■ Problem description ■
Your answer should consist of the lines in the data below that contain "questions".

■ Data supplied ■
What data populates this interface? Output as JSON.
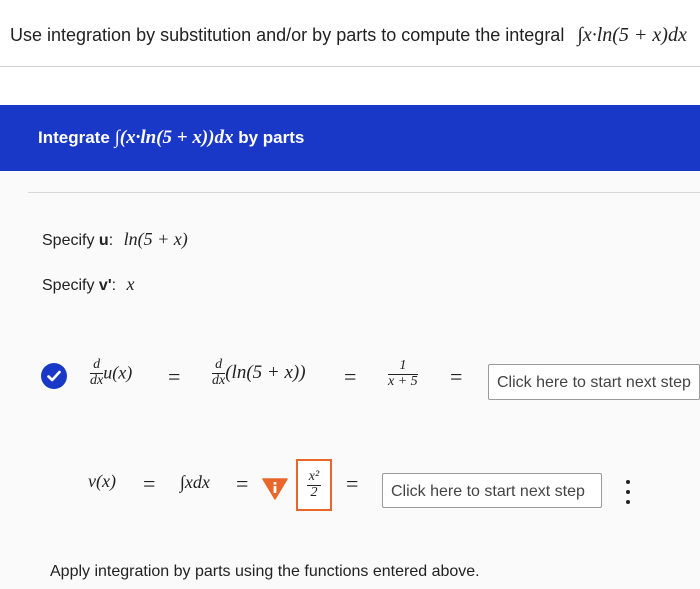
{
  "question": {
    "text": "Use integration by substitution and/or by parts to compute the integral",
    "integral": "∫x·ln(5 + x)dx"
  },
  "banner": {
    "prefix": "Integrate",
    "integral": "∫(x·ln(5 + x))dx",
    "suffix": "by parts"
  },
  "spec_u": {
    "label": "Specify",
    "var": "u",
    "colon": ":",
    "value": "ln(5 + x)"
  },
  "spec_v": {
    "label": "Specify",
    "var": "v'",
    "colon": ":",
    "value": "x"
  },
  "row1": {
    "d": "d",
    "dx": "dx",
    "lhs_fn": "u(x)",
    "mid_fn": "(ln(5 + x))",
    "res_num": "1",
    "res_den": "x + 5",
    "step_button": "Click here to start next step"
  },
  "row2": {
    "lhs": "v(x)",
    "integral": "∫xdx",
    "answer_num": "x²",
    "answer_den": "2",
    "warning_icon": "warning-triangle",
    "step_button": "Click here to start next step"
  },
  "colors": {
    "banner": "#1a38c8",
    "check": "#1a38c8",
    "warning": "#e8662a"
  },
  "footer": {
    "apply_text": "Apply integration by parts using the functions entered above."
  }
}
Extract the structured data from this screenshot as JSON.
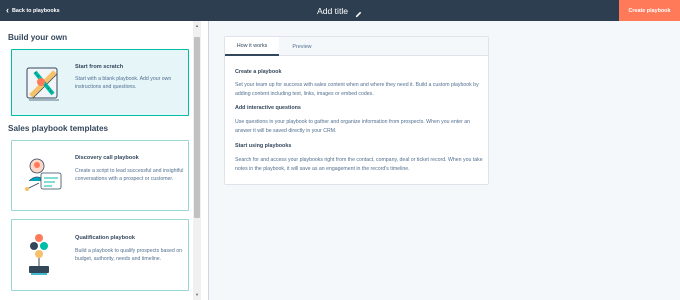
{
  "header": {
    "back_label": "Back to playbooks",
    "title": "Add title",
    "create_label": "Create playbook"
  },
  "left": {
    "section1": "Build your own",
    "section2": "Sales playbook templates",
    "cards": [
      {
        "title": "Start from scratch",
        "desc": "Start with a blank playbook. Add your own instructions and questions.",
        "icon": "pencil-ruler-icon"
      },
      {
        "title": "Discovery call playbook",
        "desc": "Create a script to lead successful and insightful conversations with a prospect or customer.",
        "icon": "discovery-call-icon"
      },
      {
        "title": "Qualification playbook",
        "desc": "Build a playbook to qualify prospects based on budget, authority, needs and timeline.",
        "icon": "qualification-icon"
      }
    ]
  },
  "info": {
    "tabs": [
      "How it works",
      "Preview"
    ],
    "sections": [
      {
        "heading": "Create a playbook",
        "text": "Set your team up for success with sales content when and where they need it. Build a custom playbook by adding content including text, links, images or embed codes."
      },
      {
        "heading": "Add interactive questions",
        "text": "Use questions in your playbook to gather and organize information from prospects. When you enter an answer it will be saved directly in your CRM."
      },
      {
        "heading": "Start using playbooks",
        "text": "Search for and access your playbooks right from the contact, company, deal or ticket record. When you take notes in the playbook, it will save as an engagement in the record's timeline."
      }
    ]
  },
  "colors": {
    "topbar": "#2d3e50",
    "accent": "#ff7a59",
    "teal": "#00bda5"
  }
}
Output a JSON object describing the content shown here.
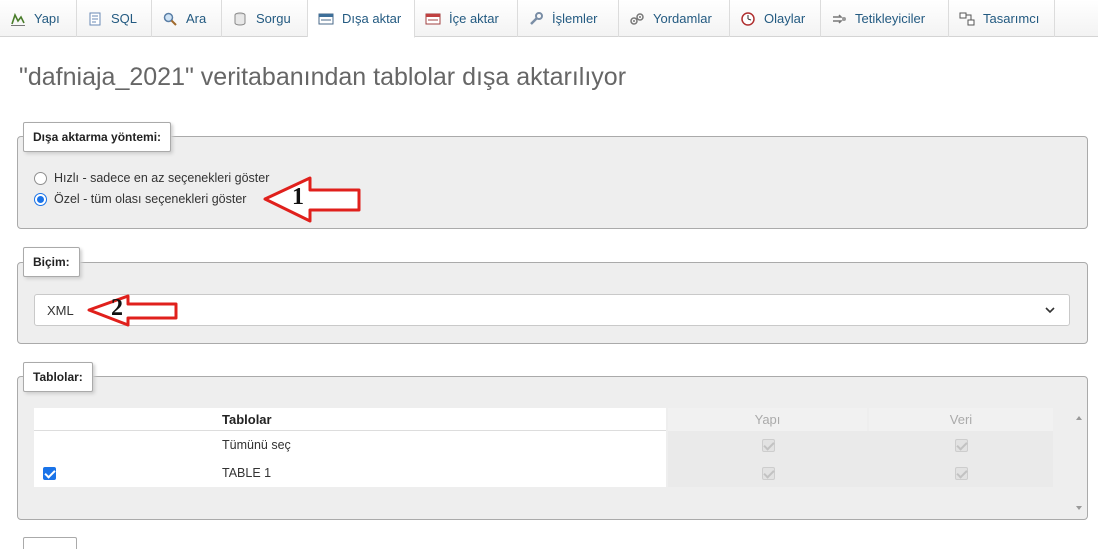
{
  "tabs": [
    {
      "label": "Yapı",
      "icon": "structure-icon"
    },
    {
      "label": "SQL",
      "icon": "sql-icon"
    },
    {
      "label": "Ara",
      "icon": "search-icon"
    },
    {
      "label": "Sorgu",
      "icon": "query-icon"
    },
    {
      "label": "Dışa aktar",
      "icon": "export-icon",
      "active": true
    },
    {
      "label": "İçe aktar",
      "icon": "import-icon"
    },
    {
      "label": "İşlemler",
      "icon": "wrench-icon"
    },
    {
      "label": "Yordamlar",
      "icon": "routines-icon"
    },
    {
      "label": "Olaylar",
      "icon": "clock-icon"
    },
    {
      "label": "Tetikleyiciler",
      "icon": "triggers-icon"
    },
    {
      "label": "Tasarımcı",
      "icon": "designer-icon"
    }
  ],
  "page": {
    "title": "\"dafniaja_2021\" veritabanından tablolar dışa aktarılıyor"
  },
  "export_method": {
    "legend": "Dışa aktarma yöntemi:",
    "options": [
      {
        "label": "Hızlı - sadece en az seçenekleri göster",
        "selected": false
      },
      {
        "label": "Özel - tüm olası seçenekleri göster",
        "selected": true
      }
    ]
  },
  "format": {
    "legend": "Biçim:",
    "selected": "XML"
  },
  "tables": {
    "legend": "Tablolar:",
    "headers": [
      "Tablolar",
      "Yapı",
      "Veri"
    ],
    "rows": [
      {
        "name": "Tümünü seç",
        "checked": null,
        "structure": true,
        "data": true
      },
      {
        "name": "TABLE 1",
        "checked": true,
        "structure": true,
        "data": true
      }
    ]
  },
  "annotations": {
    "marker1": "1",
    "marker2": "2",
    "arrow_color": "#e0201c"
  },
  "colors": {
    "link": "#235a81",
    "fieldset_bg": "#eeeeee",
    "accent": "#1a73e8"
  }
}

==

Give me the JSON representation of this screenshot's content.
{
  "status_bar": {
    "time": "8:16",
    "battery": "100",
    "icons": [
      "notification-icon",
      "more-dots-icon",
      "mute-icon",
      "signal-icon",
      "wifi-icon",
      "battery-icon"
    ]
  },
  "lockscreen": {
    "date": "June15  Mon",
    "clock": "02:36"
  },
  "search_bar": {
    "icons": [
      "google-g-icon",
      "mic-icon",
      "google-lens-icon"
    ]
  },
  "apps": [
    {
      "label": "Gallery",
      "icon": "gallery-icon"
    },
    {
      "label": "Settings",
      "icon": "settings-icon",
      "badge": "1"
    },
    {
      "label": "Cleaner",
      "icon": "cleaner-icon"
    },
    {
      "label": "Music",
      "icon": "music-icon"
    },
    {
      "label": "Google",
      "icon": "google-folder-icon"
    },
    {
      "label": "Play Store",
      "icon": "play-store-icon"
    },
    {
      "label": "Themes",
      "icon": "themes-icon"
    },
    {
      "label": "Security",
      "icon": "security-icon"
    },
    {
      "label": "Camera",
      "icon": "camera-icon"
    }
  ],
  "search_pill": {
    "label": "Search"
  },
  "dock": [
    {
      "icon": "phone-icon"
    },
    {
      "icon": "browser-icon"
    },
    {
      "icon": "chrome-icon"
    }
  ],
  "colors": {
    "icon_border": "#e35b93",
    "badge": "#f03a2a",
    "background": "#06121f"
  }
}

■ Solution for this exercise ■
        "desc": "Start with a blank playbook. Add your own instructions and questions.",
        "heading": "Add interactive questions",
        "text": "Use questions in your playbook to gather and organize information from prospects. When you enter an answer it will be saved directly in your CRM."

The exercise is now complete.